My background as a veteran has allowed me to be more forward and more blunt. Whereas someone who was looking at me as just a woman would've labeled me as aggressive. But because I'm a veteran, they label me as assertive.
Chief Member Anastacia Visneski, VP of Marketing Operations at Oracle

On Labels

“Mine has been especially interesting because there's a leadership journey within the Coast Guard, which was one thing where I was battling both my gender and my last name in that people assumed I got a role because of who my dad was. So I've always had to be better than everyone else in the room. I’ve had to be the most knowledgeable. I’ve had to go in armed with as much data as possible. And then on the flip side there’s the outside world with the gender and veteran thing, which has had a really interesting intersection.

“There have been times where I think people assume I'm a hard a** and a stickler for the rules and I’m really organized because I'm a veteran. There are times that works to my benefit because if they looked at me as a woman, they'd think I was a b*tch. But because I'm a veteran, they blame that not my gender. So my background as a veteran has allowed me to be more forward and more blunt. Whereas someone who was looking at me as just a woman would've labeled me as aggressive. But because I'm a veteran, they label me as assertive.”

On Advice to Her Younger Self

“I would say that for all the mentors in the world that you have and all the people you look up to telling you what you should do, at the end of the day, the only person who has to live with that decision is you. And it is your decision to take an opportunity or not. It is your decision to walk away after your most successful event ever or not. Sometimes we get so pressured into doing what's expected or making you know the ‘Forbes 40 Under 40’ list, and thinking we need to be a superhero to be recognized. But you know what, at the end of the day you have to live with your decisions.
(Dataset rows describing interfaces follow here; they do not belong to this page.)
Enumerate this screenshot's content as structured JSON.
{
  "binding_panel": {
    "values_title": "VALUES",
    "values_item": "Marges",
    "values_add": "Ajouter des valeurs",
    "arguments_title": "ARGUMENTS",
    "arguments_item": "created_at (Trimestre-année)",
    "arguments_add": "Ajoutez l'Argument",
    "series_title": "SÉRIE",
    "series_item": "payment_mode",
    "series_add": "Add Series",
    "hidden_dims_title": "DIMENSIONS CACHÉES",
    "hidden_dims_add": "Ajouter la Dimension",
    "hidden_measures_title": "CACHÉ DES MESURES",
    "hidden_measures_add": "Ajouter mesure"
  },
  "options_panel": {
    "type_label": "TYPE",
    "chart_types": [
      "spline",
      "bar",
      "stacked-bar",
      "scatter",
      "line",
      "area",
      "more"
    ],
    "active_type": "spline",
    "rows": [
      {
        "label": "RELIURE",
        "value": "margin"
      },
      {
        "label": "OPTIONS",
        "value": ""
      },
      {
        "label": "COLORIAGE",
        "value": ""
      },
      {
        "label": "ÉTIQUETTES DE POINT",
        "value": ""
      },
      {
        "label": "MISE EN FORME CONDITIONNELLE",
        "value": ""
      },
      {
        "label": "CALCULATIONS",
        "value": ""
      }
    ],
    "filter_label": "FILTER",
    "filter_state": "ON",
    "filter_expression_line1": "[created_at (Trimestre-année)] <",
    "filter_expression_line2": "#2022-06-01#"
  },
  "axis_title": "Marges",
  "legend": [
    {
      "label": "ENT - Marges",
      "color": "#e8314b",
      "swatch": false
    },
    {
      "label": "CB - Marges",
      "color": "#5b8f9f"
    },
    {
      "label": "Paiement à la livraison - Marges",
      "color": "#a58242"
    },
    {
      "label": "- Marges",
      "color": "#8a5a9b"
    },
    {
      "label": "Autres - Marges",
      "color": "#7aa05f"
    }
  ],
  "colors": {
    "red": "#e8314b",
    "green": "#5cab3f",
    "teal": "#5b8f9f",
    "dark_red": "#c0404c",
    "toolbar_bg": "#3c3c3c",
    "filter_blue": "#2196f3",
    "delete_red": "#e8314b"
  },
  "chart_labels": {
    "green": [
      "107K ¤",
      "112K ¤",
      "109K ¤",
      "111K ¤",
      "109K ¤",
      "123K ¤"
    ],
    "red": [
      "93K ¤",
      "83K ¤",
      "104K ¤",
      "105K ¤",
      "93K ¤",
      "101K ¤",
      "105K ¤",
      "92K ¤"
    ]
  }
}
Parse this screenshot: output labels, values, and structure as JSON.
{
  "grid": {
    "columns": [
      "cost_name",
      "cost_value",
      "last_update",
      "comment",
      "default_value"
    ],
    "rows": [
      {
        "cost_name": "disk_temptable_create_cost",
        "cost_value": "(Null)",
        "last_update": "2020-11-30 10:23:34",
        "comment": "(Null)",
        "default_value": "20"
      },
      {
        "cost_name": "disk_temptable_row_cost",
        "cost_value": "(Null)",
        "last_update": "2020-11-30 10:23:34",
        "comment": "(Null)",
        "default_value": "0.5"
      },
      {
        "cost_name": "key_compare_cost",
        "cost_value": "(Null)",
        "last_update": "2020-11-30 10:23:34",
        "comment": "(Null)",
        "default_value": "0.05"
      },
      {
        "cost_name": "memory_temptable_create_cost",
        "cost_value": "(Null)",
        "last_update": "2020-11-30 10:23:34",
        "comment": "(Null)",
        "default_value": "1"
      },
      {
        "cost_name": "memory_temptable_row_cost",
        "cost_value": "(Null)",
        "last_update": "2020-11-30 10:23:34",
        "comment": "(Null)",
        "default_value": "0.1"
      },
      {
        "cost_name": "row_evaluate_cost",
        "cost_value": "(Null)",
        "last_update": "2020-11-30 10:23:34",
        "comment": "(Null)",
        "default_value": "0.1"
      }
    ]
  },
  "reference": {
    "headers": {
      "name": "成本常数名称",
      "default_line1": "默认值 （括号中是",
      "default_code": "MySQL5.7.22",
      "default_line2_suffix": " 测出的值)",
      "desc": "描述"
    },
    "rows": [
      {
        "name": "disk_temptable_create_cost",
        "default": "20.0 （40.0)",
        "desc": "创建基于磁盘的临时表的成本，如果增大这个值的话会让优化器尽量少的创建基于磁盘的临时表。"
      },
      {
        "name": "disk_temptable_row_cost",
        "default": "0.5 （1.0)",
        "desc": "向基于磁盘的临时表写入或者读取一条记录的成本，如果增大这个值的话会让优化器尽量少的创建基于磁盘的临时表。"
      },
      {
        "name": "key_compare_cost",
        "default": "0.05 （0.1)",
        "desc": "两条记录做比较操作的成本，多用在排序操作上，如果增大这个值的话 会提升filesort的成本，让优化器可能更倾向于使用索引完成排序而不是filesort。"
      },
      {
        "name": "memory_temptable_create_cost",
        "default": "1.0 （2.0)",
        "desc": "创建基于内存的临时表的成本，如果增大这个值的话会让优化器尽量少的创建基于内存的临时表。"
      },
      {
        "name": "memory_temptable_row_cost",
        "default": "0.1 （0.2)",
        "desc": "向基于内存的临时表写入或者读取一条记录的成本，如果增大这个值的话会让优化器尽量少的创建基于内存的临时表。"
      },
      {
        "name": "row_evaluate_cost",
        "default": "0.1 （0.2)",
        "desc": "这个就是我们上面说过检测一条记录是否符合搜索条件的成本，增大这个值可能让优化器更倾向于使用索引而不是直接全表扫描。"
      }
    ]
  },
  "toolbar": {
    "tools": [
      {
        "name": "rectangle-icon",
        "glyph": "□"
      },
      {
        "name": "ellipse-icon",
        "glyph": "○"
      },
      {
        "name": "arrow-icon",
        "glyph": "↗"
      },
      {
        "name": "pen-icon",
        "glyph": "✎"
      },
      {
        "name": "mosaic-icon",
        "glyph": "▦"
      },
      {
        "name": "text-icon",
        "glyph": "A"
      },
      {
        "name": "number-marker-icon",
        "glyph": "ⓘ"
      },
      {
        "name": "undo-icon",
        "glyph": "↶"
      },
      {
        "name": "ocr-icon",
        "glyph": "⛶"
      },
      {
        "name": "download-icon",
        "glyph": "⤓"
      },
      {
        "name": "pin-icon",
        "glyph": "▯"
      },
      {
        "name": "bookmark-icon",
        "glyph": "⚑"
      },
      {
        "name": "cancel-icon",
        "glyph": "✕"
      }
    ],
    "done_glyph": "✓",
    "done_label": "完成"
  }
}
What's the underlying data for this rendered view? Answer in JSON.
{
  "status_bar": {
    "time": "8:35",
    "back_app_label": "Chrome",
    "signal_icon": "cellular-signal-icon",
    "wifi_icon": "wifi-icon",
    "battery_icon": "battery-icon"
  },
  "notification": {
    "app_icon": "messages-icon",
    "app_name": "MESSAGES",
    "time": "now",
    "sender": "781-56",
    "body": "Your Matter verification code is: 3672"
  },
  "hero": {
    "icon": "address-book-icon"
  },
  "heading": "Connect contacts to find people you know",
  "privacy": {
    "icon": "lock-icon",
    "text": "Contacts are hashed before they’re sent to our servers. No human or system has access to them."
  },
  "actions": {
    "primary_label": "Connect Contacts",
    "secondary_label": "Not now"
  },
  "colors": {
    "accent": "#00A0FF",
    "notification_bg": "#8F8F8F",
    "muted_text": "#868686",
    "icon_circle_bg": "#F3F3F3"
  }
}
And I can look back on my life and say that I've never made a career decision I regret. I've never made a decision that made me feel unethical or gross and I always did what I genuinely believed in.”

*Note: This interview has been edited and condensed for clarity.